== Extracted information

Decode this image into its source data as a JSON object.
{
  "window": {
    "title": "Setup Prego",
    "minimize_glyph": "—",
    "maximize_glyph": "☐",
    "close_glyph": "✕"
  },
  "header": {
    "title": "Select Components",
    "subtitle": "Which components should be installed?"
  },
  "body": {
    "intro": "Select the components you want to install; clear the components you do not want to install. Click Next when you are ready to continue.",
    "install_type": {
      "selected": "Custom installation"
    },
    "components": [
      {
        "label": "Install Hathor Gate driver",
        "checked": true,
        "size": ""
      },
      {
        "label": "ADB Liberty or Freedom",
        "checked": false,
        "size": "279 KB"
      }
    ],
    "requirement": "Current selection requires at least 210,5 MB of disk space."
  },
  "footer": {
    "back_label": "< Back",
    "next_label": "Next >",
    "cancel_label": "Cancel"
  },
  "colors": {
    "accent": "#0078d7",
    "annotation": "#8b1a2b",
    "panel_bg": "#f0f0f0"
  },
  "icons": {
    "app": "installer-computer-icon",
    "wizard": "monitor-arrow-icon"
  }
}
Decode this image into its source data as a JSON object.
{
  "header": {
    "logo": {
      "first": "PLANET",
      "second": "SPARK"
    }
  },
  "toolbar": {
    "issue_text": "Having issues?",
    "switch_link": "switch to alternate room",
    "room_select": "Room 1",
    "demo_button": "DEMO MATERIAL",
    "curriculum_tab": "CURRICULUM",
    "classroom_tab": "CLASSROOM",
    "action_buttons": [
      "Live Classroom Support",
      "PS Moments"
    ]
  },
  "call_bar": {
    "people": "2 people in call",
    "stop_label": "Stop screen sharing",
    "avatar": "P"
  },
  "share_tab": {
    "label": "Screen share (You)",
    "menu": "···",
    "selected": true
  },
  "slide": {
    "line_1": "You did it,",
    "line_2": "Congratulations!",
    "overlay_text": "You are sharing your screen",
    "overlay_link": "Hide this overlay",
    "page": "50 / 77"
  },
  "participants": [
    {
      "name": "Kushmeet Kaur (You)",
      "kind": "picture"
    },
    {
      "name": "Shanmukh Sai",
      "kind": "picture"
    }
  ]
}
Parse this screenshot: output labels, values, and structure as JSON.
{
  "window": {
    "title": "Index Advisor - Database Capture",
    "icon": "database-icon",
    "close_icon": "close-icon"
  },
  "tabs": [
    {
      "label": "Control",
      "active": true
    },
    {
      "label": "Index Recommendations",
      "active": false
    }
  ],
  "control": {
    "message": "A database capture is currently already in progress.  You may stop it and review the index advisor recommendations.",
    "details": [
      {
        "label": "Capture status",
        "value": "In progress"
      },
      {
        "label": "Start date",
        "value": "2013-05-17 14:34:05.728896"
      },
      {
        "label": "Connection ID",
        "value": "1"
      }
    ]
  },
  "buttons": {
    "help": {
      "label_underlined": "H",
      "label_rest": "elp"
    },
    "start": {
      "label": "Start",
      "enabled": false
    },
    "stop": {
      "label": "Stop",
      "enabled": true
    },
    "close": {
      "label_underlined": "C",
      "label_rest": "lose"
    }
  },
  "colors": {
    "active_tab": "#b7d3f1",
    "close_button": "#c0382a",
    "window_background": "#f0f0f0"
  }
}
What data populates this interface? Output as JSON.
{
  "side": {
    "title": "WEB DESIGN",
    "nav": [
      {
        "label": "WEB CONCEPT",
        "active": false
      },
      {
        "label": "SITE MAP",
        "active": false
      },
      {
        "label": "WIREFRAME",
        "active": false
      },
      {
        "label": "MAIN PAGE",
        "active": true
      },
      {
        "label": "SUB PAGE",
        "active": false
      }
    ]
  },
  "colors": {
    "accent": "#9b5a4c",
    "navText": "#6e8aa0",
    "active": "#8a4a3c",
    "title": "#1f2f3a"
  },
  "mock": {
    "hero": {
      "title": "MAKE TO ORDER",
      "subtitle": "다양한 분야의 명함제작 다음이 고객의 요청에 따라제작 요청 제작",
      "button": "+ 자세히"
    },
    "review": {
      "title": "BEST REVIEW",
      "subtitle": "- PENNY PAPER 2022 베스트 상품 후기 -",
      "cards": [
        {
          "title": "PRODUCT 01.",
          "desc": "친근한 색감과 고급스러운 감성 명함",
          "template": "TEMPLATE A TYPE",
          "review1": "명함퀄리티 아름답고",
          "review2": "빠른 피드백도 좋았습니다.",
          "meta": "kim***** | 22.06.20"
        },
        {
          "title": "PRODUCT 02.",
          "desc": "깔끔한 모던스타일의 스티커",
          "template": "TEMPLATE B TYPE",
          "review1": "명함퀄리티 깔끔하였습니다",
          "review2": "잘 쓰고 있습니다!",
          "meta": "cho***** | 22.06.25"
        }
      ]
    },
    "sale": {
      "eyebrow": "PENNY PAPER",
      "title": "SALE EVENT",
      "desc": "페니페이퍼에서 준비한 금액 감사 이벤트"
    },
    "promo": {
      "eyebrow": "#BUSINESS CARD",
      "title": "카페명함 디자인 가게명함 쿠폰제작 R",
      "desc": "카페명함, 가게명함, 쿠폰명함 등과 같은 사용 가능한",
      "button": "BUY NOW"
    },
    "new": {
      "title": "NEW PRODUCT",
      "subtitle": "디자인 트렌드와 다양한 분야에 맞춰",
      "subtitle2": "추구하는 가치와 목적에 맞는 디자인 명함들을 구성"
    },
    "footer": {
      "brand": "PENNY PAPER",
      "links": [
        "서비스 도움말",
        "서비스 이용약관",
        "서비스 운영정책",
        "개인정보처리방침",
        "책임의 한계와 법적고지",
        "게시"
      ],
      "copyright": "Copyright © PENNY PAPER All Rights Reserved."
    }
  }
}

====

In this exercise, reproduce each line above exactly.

Decode this image into its source data as a JSON object.
{
  "window": {
    "title": "Setup Prego",
    "minimize_glyph": "—",
    "maximize_glyph": "☐",
    "close_glyph": "✕"
  },
  "header": {
    "title": "Select Components",
    "subtitle": "Which components should be installed?"
  },
  "body": {
    "intro": "Select the components you want to install; clear the components you do not want to install. Click Next when you are ready to continue.",
    "install_type": {
      "selected": "Custom installation"
    },
    "components": [
      {
        "label": "Install Hathor Gate driver",
        "checked": true,
        "size": ""
      },
      {
        "label": "ADB Liberty or Freedom",
        "checked": false,
        "size": "279 KB"
      }
    ],
    "requirement": "Current selection requires at least 210,5 MB of disk space."
  },
  "footer": {
    "back_label": "< Back",
    "next_label": "Next >",
    "cancel_label": "Cancel"
  },
  "colors": {
    "accent": "#0078d7",
    "annotation": "#8b1a2b",
    "panel_bg": "#f0f0f0"
  },
  "icons": {
    "app": "installer-computer-icon",
    "wizard": "monitor-arrow-icon"
  }
}
Decode this image into its source data as a JSON object.
{
  "header": {
    "logo": {
      "first": "PLANET",
      "second": "SPARK"
    }
  },
  "toolbar": {
    "issue_text": "Having issues?",
    "switch_link": "switch to alternate room",
    "room_select": "Room 1",
    "demo_button": "DEMO MATERIAL",
    "curriculum_tab": "CURRICULUM",
    "classroom_tab": "CLASSROOM",
    "action_buttons": [
      "Live Classroom Support",
      "PS Moments"
    ]
  },
  "call_bar": {
    "people": "2 people in call",
    "stop_label": "Stop screen sharing",
    "avatar": "P"
  },
  "share_tab": {
    "label": "Screen share (You)",
    "menu": "···",
    "selected": true
  },
  "slide": {
    "line_1": "You did it,",
    "line_2": "Congratulations!",
    "overlay_text": "You are sharing your screen",
    "overlay_link": "Hide this overlay",
    "page": "50 / 77"
  },
  "participants": [
    {
      "name": "Kushmeet Kaur (You)",
      "kind": "picture"
    },
    {
      "name": "Shanmukh Sai",
      "kind": "picture"
    }
  ]
}
Parse this screenshot: output labels, values, and structure as JSON.
{
  "window": {
    "title": "Index Advisor - Database Capture",
    "icon": "database-icon",
    "close_icon": "close-icon"
  },
  "tabs": [
    {
      "label": "Control",
      "active": true
    },
    {
      "label": "Index Recommendations",
      "active": false
    }
  ],
  "control": {
    "message": "A database capture is currently already in progress.  You may stop it and review the index advisor recommendations.",
    "details": [
      {
        "label": "Capture status",
        "value": "In progress"
      },
      {
        "label": "Start date",
        "value": "2013-05-17 14:34:05.728896"
      },
      {
        "label": "Connection ID",
        "value": "1"
      }
    ]
  },
  "buttons": {
    "help": {
      "label_underlined": "H",
      "label_rest": "elp"
    },
    "start": {
      "label": "Start",
      "enabled": false
    },
    "stop": {
      "label": "Stop",
      "enabled": true
    },
    "close": {
      "label_underlined": "C",
      "label_rest": "lose"
    }
  },
  "colors": {
    "active_tab": "#b7d3f1",
    "close_button": "#c0382a",
    "window_background": "#f0f0f0"
  }
}
What data populates this interface? Output as JSON.
{
  "side": {
    "title": "WEB DESIGN",
    "nav": [
      {
        "label": "WEB CONCEPT",
        "active": false
      },
      {
        "label": "SITE MAP",
        "active": false
      },
      {
        "label": "WIREFRAME",
        "active": false
      },
      {
        "label": "MAIN PAGE",
        "active": true
      },
      {
        "label": "SUB PAGE",
        "active": false
      }
    ]
  },
  "colors": {
    "accent": "#9b5a4c",
    "navText": "#6e8aa0",
    "active": "#8a4a3c",
    "title": "#1f2f3a"
  },
  "mock": {
    "hero": {
      "title": "MAKE TO ORDER",
      "subtitle": "다양한 분야의 명함제작 다음이 고객의 요청에 따라제작 요청 제작",
      "button": "+ 자세히"
    },
    "review": {
      "title": "BEST REVIEW",
      "subtitle": "- PENNY PAPER 2022 베스트 상품 후기 -",
      "cards": [
        {
          "title": "PRODUCT 01.",
          "desc": "친근한 색감과 고급스러운 감성 명함",
          "template": "TEMPLATE A TYPE",
          "review1": "명함퀄리티 아름답고",
          "review2": "빠른 피드백도 좋았습니다.",
          "meta": "kim***** | 22.06.20"
        },
        {
          "title": "PRODUCT 02.",
          "desc": "깔끔한 모던스타일의 스티커",
          "template": "TEMPLATE B TYPE",
          "review1": "명함퀄리티 깔끔하였습니다",
          "review2": "잘 쓰고 있습니다!",
          "meta": "cho***** | 22.06.25"
        }
      ]
    },
    "sale": {
      "eyebrow": "PENNY PAPER",
      "title": "SALE EVENT",
      "desc": "페니페이퍼에서 준비한 금액 감사 이벤트"
    },
    "promo": {
      "eyebrow": "#BUSINESS CARD",
      "title": "카페명함 디자인 가게명함 쿠폰제작 R",
      "desc": "카페명함, 가게명함, 쿠폰명함 등과 같은 사용 가능한",
      "button": "BUY NOW"
    },
    "new": {
      "title": "NEW PRODUCT",
      "subtitle": "디자인 트렌드와 다양한 분야에 맞춰",
      "subtitle2": "추구하는 가치와 목적에 맞는 디자인 명함들을 구성"
    },
    "footer": {
      "brand": "PENNY PAPER",
      "links": [
        "서비스 도움말",
        "서비스 이용약관",
        "서비스 운영정책",
        "개인정보처리방침",
        "책임의 한계와 법적고지",
        "게시"
      ],
      "copyright": "Copyright © PENNY PAPER All Rights Reserved."
    }
  }
}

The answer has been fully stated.